Compte tenu du dÃ©ficit observÃ© dans le secteur du foncier en Afrique, notamment en matiÃ¨re de compÃ©tences et dâ€™expertise, les Ã‰tats membres de l’Union Africaine ont Ã©tÃ© invitÃ©s Ã “dÃ©velopper des capacitÃ©s humaines, financiÃ¨res et techniques adÃ©quates pour soutenir l’Ã©laboration et la mise en Å“uvre de la politique fonciÃ¨re en Afrique”. Il a alors Ã©tÃ© recommandÃ© aux universitÃ©s et Ã©tablissements d’enseignement supÃ©rieur dâ€™examiner les programmes d’Ã©tudes, de recherche et de formation existants afin de dÃ©terminer s’ils sont adÃ©quats pour rÃ©pondre aux besoins de l’industrie. Des lacunes importantes ont Ã©tÃ© identifiÃ©es dans le contenu et la nature des programmes de formation et de recherche proposÃ©s par les universitÃ©s et autres Ã©tablissements d’enseignement supÃ©rieur africains.
Face Ã ce constat, le Centre Africain sur les Politiques fonciÃ¨res (ALPC â€“ African Land Policy Centre) a Ã©laborÃ© en partenariat avec un groupe dâ€™experts et dâ€™acadÃ©miciens africains les Â« lignes directrices pour le dÃ©veloppement de programmes d’Ã©tudes sur la gouvernance fonciÃ¨re en Afrique Â». Ce document a pour objectif de servir de cadre pour le dÃ©veloppement et/ou la revue des curricula acadÃ©miques des universitÃ©s Africaines.

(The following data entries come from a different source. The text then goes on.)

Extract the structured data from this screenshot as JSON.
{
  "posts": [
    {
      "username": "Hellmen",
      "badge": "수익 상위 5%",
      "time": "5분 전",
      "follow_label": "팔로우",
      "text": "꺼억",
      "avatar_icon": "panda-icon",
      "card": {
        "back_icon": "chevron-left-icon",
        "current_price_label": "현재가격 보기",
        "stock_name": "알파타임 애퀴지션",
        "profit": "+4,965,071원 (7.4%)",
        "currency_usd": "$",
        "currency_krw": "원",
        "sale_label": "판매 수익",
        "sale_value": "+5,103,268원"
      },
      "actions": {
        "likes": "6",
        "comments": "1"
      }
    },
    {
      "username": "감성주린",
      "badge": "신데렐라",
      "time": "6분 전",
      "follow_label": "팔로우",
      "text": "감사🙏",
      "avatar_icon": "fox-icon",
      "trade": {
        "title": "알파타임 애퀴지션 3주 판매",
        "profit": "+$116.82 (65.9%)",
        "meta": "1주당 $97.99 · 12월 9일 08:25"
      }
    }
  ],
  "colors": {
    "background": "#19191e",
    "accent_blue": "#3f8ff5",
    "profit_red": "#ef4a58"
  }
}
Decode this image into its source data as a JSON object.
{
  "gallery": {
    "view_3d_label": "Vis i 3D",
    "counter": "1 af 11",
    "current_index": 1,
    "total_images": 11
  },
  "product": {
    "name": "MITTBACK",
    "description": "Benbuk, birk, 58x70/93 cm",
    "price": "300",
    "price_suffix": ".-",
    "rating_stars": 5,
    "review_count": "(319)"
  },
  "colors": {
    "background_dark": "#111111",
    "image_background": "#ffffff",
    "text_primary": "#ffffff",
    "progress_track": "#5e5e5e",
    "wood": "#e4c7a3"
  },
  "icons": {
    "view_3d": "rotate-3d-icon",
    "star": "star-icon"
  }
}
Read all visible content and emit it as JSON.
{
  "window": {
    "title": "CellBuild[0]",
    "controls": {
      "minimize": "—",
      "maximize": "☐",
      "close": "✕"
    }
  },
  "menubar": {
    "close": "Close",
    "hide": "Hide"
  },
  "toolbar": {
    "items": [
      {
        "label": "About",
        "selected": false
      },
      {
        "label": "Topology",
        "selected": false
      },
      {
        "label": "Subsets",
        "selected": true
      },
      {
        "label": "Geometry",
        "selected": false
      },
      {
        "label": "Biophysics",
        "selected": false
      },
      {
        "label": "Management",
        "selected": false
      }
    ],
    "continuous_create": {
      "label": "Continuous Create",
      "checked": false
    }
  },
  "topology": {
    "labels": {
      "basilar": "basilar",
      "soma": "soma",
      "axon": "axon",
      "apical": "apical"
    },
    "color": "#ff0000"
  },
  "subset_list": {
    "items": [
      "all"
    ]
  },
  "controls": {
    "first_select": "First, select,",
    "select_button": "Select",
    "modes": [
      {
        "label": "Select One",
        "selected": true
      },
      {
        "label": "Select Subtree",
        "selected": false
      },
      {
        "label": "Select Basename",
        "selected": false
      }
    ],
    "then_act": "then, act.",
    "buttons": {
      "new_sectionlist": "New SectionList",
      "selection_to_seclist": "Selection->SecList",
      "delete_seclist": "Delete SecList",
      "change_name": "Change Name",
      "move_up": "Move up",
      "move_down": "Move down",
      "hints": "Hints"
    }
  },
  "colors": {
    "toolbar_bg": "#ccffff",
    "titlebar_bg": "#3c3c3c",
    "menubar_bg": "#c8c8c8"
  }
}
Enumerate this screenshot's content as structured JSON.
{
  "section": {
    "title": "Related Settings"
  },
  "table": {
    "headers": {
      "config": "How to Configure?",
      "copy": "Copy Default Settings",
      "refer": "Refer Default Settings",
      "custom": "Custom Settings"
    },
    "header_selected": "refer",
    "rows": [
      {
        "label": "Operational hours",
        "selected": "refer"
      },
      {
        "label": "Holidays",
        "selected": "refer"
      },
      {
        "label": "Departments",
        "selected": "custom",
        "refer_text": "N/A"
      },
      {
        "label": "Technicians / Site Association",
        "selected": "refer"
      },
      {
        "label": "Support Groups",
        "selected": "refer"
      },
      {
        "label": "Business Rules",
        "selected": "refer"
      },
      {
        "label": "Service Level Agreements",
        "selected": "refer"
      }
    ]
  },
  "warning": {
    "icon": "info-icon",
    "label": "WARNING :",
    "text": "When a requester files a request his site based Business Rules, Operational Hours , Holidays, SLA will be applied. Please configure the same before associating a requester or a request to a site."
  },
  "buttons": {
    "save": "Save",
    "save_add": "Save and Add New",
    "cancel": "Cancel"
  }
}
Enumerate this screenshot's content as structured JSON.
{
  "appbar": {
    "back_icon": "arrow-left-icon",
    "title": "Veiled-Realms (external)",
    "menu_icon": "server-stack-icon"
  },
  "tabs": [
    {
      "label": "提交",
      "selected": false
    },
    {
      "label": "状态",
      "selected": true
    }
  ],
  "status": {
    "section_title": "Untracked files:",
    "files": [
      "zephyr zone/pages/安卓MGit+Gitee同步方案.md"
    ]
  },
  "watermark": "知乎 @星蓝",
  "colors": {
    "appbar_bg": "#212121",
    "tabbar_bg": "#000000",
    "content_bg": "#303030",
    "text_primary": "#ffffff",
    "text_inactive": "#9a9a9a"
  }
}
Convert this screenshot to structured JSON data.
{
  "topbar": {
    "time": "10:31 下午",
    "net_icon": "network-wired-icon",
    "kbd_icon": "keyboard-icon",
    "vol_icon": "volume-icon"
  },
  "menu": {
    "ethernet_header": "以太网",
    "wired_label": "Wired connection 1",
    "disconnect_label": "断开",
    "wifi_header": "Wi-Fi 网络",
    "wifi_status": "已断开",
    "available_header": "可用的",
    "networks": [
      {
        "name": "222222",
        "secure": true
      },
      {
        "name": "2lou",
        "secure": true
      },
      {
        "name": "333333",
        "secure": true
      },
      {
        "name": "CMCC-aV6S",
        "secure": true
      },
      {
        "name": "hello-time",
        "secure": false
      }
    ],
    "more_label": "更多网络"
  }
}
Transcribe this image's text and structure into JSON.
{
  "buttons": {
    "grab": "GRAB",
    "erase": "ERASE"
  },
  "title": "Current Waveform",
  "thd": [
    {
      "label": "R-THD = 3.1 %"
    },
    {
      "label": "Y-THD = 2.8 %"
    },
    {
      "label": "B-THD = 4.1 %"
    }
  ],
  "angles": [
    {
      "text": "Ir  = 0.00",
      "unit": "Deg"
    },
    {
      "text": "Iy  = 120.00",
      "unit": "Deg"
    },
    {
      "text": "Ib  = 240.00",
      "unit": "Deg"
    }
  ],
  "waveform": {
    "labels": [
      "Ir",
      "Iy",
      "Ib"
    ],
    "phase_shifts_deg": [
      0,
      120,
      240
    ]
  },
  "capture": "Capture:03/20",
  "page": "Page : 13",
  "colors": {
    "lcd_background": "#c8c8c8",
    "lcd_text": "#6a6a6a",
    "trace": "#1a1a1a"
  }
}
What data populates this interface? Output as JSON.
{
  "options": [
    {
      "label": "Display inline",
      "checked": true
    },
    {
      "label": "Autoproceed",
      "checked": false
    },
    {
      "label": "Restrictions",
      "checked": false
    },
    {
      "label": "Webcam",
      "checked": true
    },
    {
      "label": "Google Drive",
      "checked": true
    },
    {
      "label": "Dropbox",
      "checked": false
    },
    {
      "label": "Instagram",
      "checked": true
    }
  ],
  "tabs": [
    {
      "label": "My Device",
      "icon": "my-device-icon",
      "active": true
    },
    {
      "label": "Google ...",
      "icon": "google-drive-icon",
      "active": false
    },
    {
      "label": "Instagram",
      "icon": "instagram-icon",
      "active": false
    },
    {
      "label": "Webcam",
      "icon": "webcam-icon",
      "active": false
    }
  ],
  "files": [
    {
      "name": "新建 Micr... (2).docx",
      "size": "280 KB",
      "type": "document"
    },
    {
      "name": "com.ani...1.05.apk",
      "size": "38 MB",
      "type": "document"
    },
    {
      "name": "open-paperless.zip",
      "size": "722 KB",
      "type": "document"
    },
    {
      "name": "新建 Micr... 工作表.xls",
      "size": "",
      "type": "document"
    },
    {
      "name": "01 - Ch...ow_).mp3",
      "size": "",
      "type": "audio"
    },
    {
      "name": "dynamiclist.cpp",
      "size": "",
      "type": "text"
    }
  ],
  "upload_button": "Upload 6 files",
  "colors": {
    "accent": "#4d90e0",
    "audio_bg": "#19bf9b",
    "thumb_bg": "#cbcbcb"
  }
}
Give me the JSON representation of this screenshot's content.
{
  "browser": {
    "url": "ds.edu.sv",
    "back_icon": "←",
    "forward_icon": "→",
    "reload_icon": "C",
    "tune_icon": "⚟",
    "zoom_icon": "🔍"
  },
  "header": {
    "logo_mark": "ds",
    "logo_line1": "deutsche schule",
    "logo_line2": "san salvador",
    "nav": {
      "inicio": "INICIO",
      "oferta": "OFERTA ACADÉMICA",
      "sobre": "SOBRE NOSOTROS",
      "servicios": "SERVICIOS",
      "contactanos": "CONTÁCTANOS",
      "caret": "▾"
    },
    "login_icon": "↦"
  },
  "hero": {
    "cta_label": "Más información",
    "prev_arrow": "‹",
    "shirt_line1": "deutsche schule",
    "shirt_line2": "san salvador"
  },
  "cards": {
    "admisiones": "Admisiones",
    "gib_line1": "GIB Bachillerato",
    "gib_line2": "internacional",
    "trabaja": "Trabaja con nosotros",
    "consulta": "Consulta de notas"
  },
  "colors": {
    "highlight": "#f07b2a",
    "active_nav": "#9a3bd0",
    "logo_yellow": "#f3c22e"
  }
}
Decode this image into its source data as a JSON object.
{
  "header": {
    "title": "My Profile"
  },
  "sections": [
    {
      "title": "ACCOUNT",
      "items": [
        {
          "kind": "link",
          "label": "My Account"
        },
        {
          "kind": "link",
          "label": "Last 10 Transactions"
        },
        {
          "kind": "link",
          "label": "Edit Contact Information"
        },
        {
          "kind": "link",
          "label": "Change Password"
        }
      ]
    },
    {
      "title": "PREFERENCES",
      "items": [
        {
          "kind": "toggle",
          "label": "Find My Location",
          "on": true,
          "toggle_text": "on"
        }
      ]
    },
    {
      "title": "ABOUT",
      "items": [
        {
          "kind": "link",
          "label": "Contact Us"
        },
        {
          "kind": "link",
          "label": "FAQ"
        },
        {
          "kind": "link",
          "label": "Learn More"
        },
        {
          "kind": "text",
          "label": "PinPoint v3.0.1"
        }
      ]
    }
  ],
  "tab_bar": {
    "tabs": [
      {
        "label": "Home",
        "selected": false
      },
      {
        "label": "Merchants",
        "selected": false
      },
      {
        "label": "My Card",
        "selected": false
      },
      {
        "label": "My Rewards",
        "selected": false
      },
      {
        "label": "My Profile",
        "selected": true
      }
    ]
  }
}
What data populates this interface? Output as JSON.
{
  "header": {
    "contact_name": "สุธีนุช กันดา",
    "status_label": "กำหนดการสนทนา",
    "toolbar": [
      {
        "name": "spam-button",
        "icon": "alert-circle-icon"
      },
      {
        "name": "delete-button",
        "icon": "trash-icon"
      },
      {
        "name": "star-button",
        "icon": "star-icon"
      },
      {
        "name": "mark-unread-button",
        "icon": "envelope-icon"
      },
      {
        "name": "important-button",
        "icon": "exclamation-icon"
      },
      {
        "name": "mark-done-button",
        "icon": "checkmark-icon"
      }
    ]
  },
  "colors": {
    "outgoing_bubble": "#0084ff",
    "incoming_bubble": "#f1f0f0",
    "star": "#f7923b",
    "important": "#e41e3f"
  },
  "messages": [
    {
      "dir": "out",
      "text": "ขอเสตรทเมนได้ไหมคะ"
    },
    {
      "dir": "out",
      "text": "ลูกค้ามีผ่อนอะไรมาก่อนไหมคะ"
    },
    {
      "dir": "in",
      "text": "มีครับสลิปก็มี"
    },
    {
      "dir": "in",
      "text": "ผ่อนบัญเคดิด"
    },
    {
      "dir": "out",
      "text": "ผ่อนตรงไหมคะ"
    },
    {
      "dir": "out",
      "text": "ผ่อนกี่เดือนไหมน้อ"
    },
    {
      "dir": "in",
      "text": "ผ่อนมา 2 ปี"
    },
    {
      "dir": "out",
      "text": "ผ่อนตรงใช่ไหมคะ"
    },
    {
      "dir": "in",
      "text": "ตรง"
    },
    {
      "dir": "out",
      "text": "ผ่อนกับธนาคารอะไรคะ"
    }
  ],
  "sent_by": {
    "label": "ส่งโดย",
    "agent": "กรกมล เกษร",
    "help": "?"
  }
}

Ces lignes directrices ont Ã©tÃ© prÃ©sentÃ©es Ã l’organe politique compÃ©tent de l’UA pour approbation et sont ensuite devenu lâ€™un des outils clefs de la mise en Å“uvre de lâ€™agenda de lâ€™UA sur le foncier.
Ã€ la fin de l’atelier, les universitÃ©s de Dschang, Douala, YaoundÃ©, Cameroun, UniversitÃ© de Bangui en RCA, lâ€™UniversitÃ© de N’Djamena au Tchad et Omar Bongo au Gabon commenceront Ã rÃ©viser le contenu des cours sur le foncier.